Indexed on: 21 Feb '18Published on: 21 Feb '18Published in: Behavioral Sciences & the Law
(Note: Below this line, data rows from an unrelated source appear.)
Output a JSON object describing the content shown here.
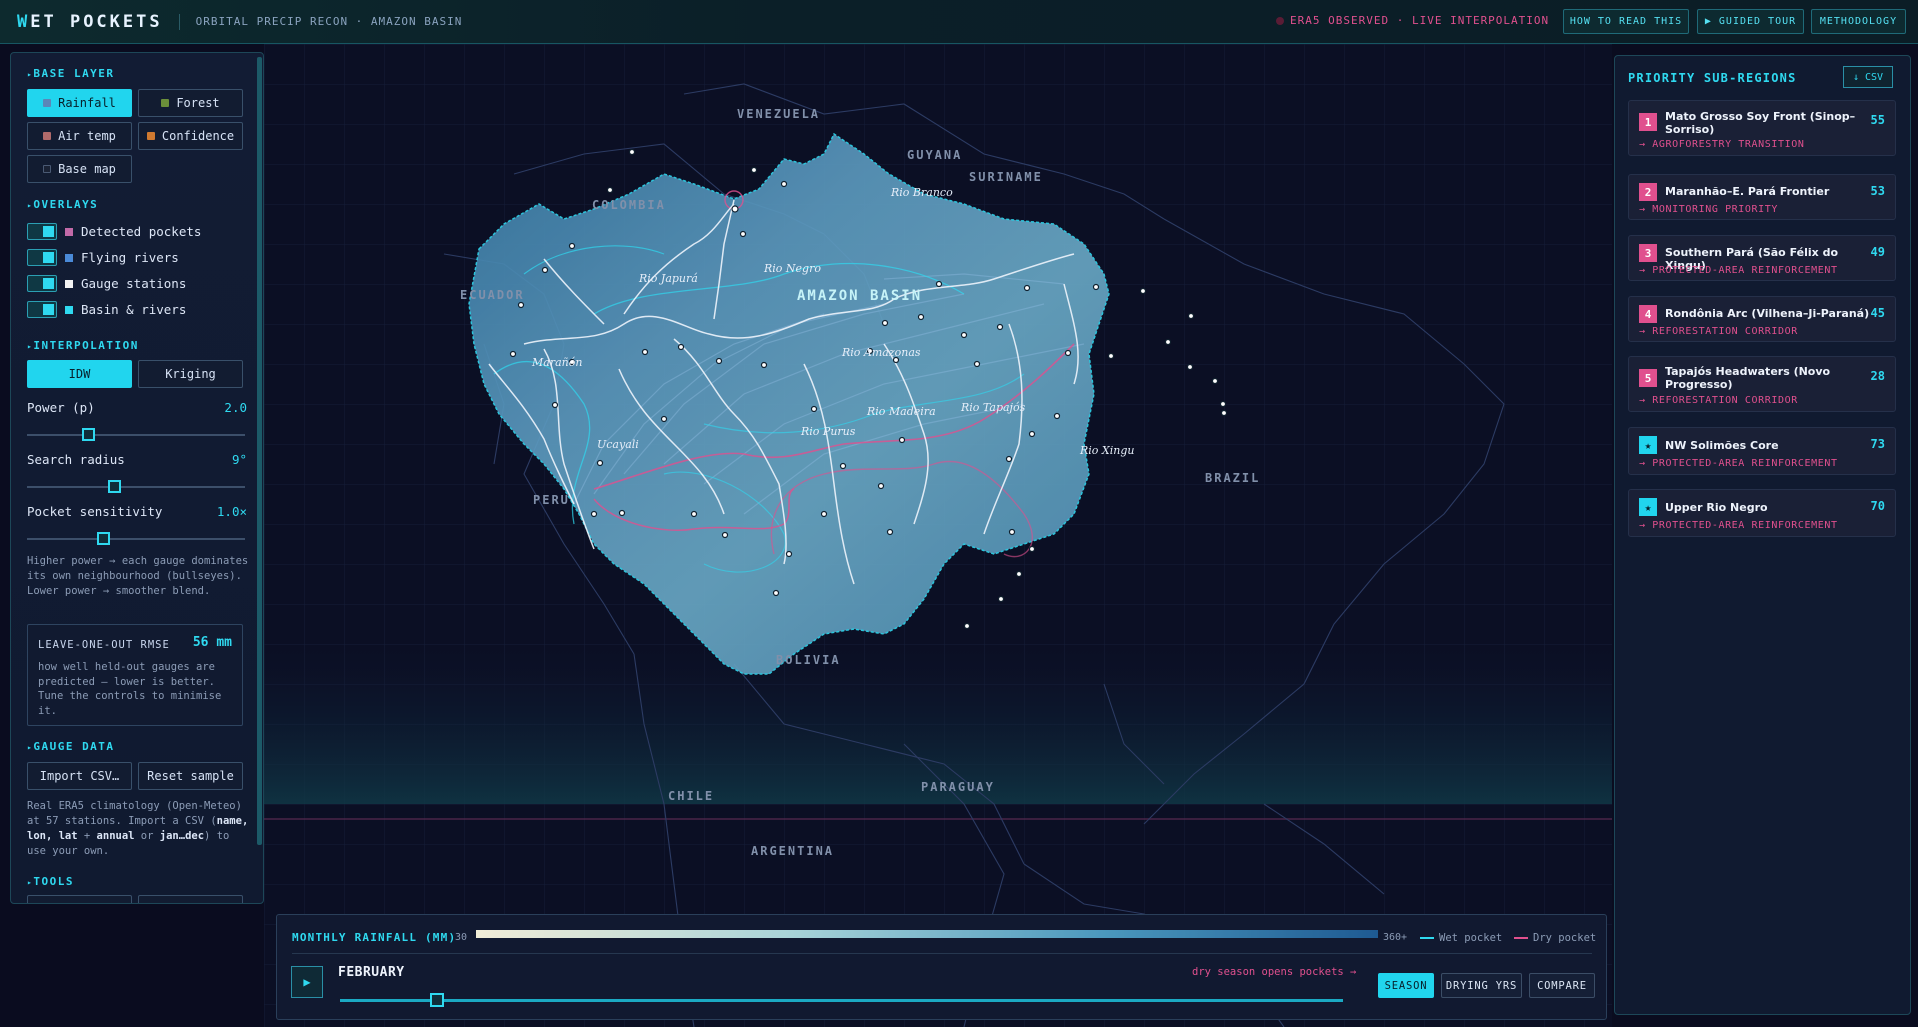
{
  "header": {
    "logo_prefix": "W",
    "logo_rest": "ET POCKETS",
    "subtitle": "ORBITAL PRECIP RECON · AMAZON BASIN",
    "status": "ERA5 OBSERVED · LIVE INTERPOLATION",
    "buttons": [
      "HOW TO READ THIS",
      "▶ GUIDED TOUR",
      "METHODOLOGY"
    ]
  },
  "left": {
    "base_layer_title": "BASE LAYER",
    "base_layers": [
      {
        "label": "Rainfall",
        "swatch": "#5b87b8",
        "active": true
      },
      {
        "label": "Forest",
        "swatch": "#6b8f3a",
        "active": false
      },
      {
        "label": "Air temp",
        "swatch": "#b06a6a",
        "active": false
      },
      {
        "label": "Confidence",
        "swatch": "#d07a30",
        "active": false
      },
      {
        "label": "Base map",
        "swatch": "#1a2234",
        "active": false
      }
    ],
    "overlays_title": "OVERLAYS",
    "overlays": [
      {
        "label": "Detected pockets",
        "swatch": "#c26aa8"
      },
      {
        "label": "Flying rivers",
        "swatch": "#4a8ad8"
      },
      {
        "label": "Gauge stations",
        "swatch": "#f2f2f2"
      },
      {
        "label": "Basin & rivers",
        "swatch": "#2fd9f0"
      }
    ],
    "interpolation_title": "INTERPOLATION",
    "methods": [
      {
        "label": "IDW",
        "active": true
      },
      {
        "label": "Kriging",
        "active": false
      }
    ],
    "params": [
      {
        "label": "Power (p)",
        "value": "2.0",
        "fraction": 0.28
      },
      {
        "label": "Search radius",
        "value": "9°",
        "fraction": 0.4
      },
      {
        "label": "Pocket sensitivity",
        "value": "1.0×",
        "fraction": 0.35
      }
    ],
    "power_note": "Higher power → each gauge dominates its own neighbourhood (bullseyes). Lower power → smoother blend.",
    "rmse": {
      "title": "LEAVE-ONE-OUT RMSE",
      "value": "56 mm",
      "description": "how well held-out gauges are predicted — lower is better. Tune the controls to minimise it."
    },
    "gauge_title": "GAUGE DATA",
    "gauge_buttons": [
      "Import CSV…",
      "Reset sample"
    ],
    "gauge_note_1": "Real ERA5 climatology (Open-Meteo) at 57 stations. Import a CSV (",
    "gauge_note_bold_1": "name, lon, lat",
    "gauge_note_2": " + ",
    "gauge_note_bold_2": "annual",
    "gauge_note_3": " or ",
    "gauge_note_bold_3": "jan…dec",
    "gauge_note_4": ") to use your own.",
    "tools_title": "TOOLS"
  },
  "map": {
    "countries": [
      "VENEZUELA",
      "GUYANA",
      "SURINAME",
      "COLOMBIA",
      "ECUADOR",
      "PERU",
      "BRAZIL",
      "BOLIVIA",
      "CHILE",
      "PARAGUAY",
      "ARGENTINA"
    ],
    "basin_label": "AMAZON BASIN",
    "rivers": [
      "Rio Branco",
      "Rio Negro",
      "Rio Japurá",
      "Marañón",
      "Rio Amazonas",
      "Rio Madeira",
      "Rio Tapajós",
      "Ucayali",
      "Rio Purus",
      "Rio Xingu"
    ]
  },
  "timeline": {
    "title": "MONTHLY RAINFALL (MM)",
    "min": "30",
    "max": "360+",
    "legend": [
      {
        "label": "Wet pocket",
        "color": "#2fd9f0"
      },
      {
        "label": "Dry pocket",
        "color": "#e0508e"
      }
    ],
    "month": "FEBRUARY",
    "hint": "dry season opens pockets →",
    "month_fraction": 0.09,
    "modes": [
      {
        "label": "SEASON",
        "active": true
      },
      {
        "label": "DRYING YRS",
        "active": false
      },
      {
        "label": "COMPARE",
        "active": false
      }
    ]
  },
  "right": {
    "title": "PRIORITY SUB-REGIONS",
    "csv_label": "↓ CSV",
    "regions": [
      {
        "rank": "1",
        "name": "Mato Grosso Soy Front (Sinop–Sorriso)",
        "score": "55",
        "tag": "→ AGROFORESTRY TRANSITION"
      },
      {
        "rank": "2",
        "name": "Maranhão–E. Pará Frontier",
        "score": "53",
        "tag": "→ MONITORING PRIORITY"
      },
      {
        "rank": "3",
        "name": "Southern Pará (São Félix do Xingu)",
        "score": "49",
        "tag": "→ PROTECTED-AREA REINFORCEMENT"
      },
      {
        "rank": "4",
        "name": "Rondônia Arc (Vilhena–Ji-Paraná)",
        "score": "45",
        "tag": "→ REFORESTATION CORRIDOR"
      },
      {
        "rank": "5",
        "name": "Tapajós Headwaters (Novo Progresso)",
        "score": "28",
        "tag": "→ REFORESTATION CORRIDOR"
      },
      {
        "rank": "★",
        "name": "NW Solimões Core",
        "score": "73",
        "tag": "→ PROTECTED-AREA REINFORCEMENT"
      },
      {
        "rank": "★",
        "name": "Upper Rio Negro",
        "score": "70",
        "tag": "→ PROTECTED-AREA REINFORCEMENT"
      }
    ]
  }
}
The present study examined differences in children's true and false narratives as a function of parental coaching by comparing the verbal markers associated with deception. Children (N = 65, 4-7 years old) played the same game with an adult stranger over three consecutive days. Parents coached their children to falsely allege that they had played a second game and to generate details for the fabricated event. One week after the last play session, children were interviewed about their experiences. For children with the least amount of parental coaching, true and false reports could be distinguished by multiple verbal markers of deception (e.g., cognitive processes, temporal information, self-references). The fabricated reports of children who spent more time being coaching by a parent resembled their truthful reports. These findings have implications for real-world forensic contexts when children have been coached to make false allegations and fabricate information at the behest of a parent. Copyright © 2018 John Wiley & Sons, Ltd.